On June 4 the company announced that it had entered into a conditional agreement with Australian retailer David Jones whereby the latter would take over its Lambton Quay store lease, pay $400,000 for the “Kirkcaldie & Stains” name and an additional $500,000 for the company’s fixed retail assets. The agreement was approved at a meeting of shareholders on July 31 and the company is planning to distribute $1.88 a share to shareholders, mainly from the sale of its only property asset last year.

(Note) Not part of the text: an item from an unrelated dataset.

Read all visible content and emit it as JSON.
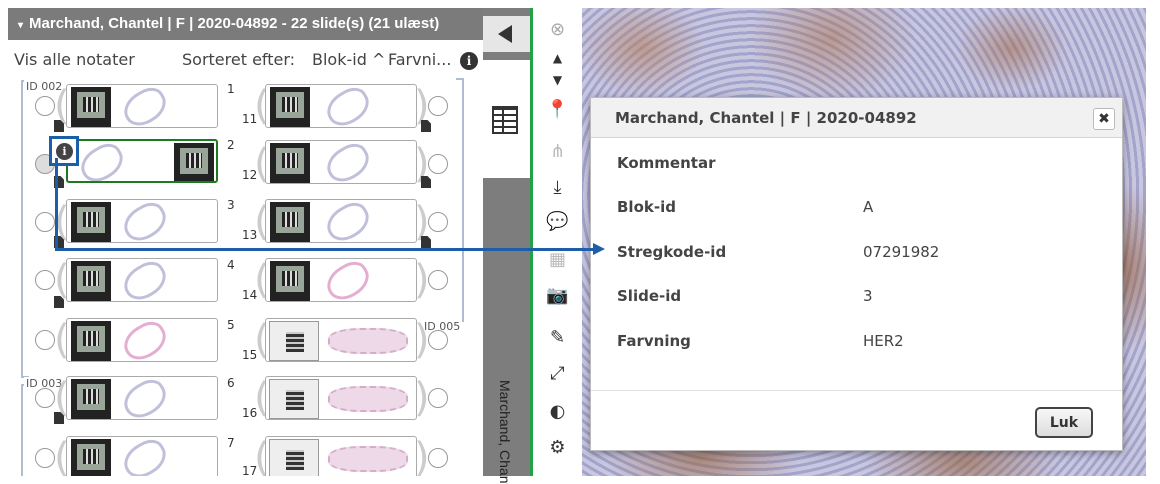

Any other distribution will be strongly influenced by the sale of Kirkcaldie & Stains stock – which is valued at $7.4 million – before David Jones takes possession of the store next February. This additional cash distribution could be anywhere between 30c and $1 a share. There have been grumbles about the demise of Wellington’s premier department store but it is extremely difficult for single-store companies to survive in the internet age, particularly in a city that has lost its position as a major business centre. However, the wind down of Kirkcaldie & Stains has been energised by the revelation that Sir Ron Brierley has acquired an 8.4 per cent stake and has joined his old mate Sir Selwyn Cushing, who owns nearly 20 per cent.

What are the chances of the two knights using Kirkcaldie & Stains as a back door listing vehicle for a new investment company with the aim of repeating their early successes at Brierley Investments? Mowbray Collectables listed on the NZX in 2001 following the issue of 1.2 million shares to the public at 50c a share. Its main businesses were a stamp dealing and auctioning company and Bethunes Rare Books.

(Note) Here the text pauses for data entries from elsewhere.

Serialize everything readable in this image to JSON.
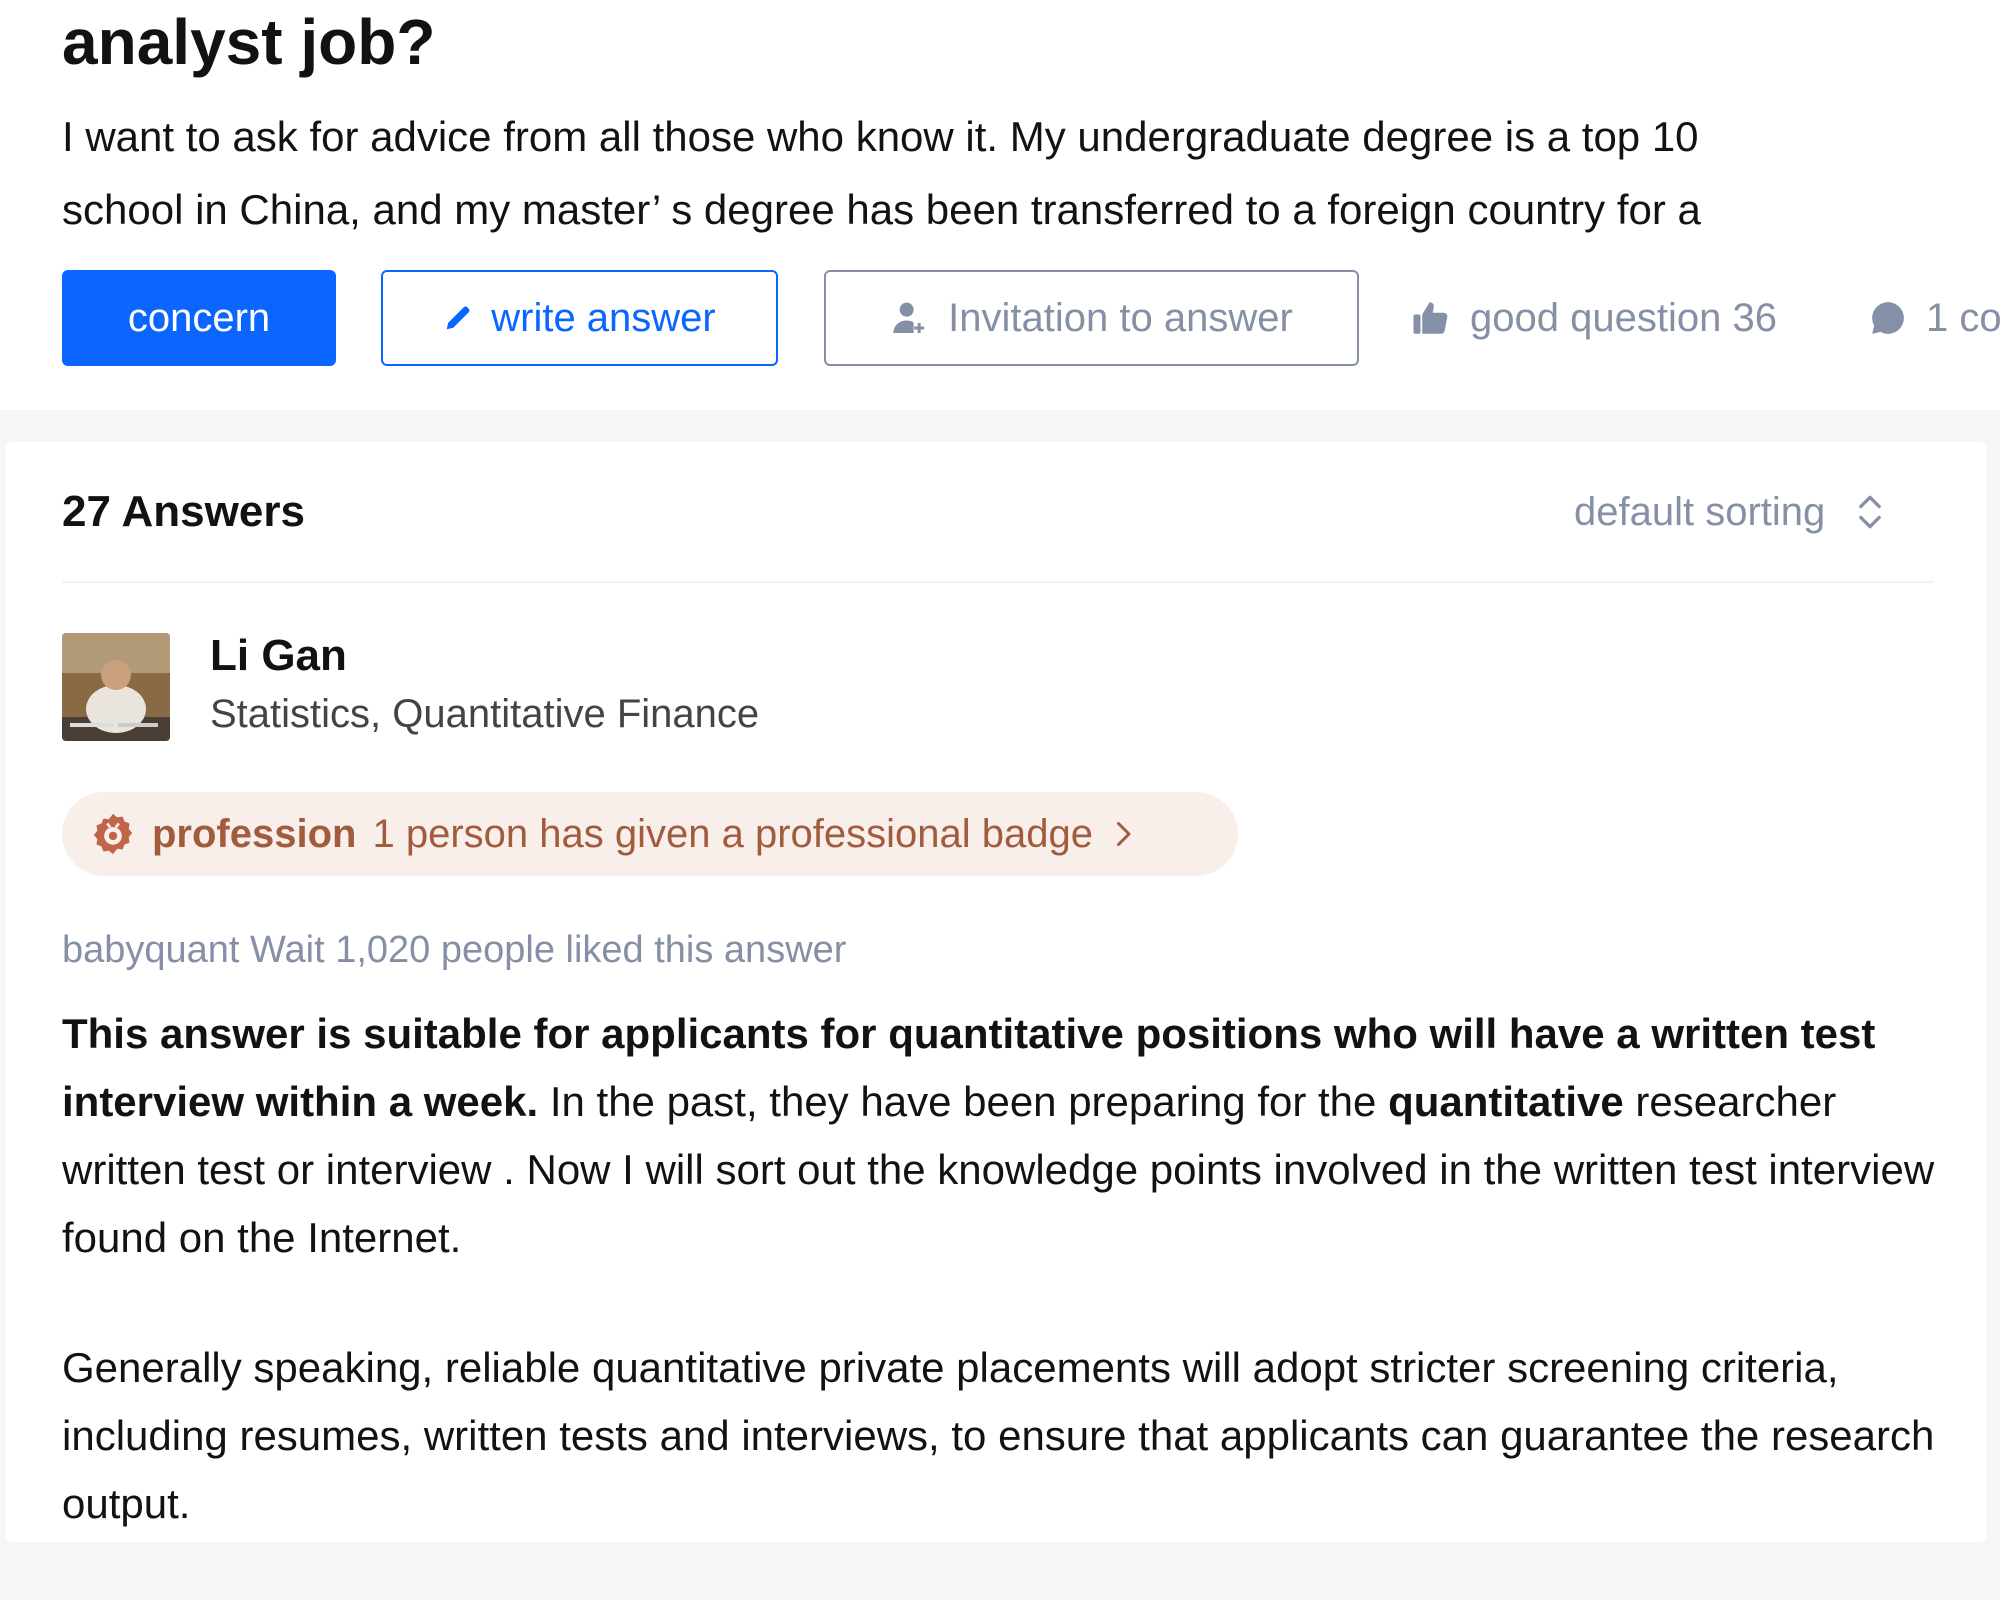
{
  "question": {
    "title": "analyst job?",
    "excerpt_line1": "I want to ask for advice from all those who know it. My undergraduate degree is a top 10",
    "excerpt_line2": "school in China, and my master’ s degree has been transferred to a foreign country for a"
  },
  "actions": {
    "concern_label": "concern",
    "write_answer_label": "write answer",
    "invite_label": "Invitation to answer",
    "good_question_label": "good question 36",
    "comment_label": "1 co"
  },
  "answers": {
    "count_label": "27 Answers",
    "sort_label": "default sorting"
  },
  "answer": {
    "author_name": "Li Gan",
    "author_bio": "Statistics, Quantitative Finance",
    "badge_strong": "profession",
    "badge_text": "1 person has given a professional badge",
    "liked_text": "babyquant Wait 1,020 people liked this answer",
    "p1_bold1": "This answer is suitable for applicants for quantitative positions who will have a written test interview within a week.",
    "p1_text1": " In the past, they have been preparing for the ",
    "p1_bold2": "quantitative",
    "p1_text2": " researcher written test or interview . Now I will sort out the knowledge points involved in the written test interview found on the Internet.",
    "p2": "Generally speaking, reliable quantitative private placements will adopt stricter screening criteria, including resumes, written tests and interviews, to ensure that applicants can guarantee the research output."
  },
  "icons": {
    "write": "pencil-icon",
    "invite": "person-add-icon",
    "good": "thumbs-up-icon",
    "comment": "comment-bubble-icon",
    "sort": "sort-icon",
    "badge": "gear-badge-icon",
    "chevron": "chevron-right-icon"
  },
  "colors": {
    "primary": "#0a66ff",
    "muted": "#8590a6",
    "badge_bg": "#f8efeb",
    "badge_fg": "#a35b3e"
  }
}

The founding shareholder and chief executive was John Mowbray, and Sir Ron Brierley has also been a substantial shareholder. Mowbray Collectables, which has struggled to create a viable business, had accumulated losses of $5.4 million at the end of March and total equity of only $1.1 million. In addition, the auditors have raised concerns about the valuation of its inventory.

The directors decided to sell the company’s traditional businesses and shareholders approved the following transactions at a special meeting on June 24:

• The sale of the traditional stamp and coin businesses to John Mowbray for $950,000.

• The appointment of Elevation Capital Management to manage Peter Webb Galleries for a fee of $10,000 per month. Peter Webb is 50 per cent-owned by the listed company and is its sole operating business.

Shortly after the meeting Mowbray Collectables changed its name to Bethunes Investments. Since then the company has announced a 15-for-one renounceable rights issue at 1.5c a share because “Bethunes simply has too great a debt burden for a small company”. The issue could raise up to $2.87 million.

Subsequently acting independent chairman Chris Swasbrook told the annual meeting that Peter Webb “had been particularly disappointing” and the forecasts provided to it at the time of the 50 per cent purchase in October 2013 “have proven to be overly optimistic”.

He went on to say that Bethunes had looked at investments in the storage and food processing industries but “no opportunities have been forthcoming to date”.

The clear impression from the annual meeting was that Bethunes Investments plans to become an investment company as Swasbrook compared it with a number of listed investment companies. But it is the least valuable company on the NZX main board with a market capitalisation of just $510,000. If Sir Ron and Sir Selwyn don’t turn Kirkcaldie & Stains into an investment company then we can be fairly certain that’s what Swasbrook will do with the other troubled Wellington company.


Brian Gaynor

Portfolio Manager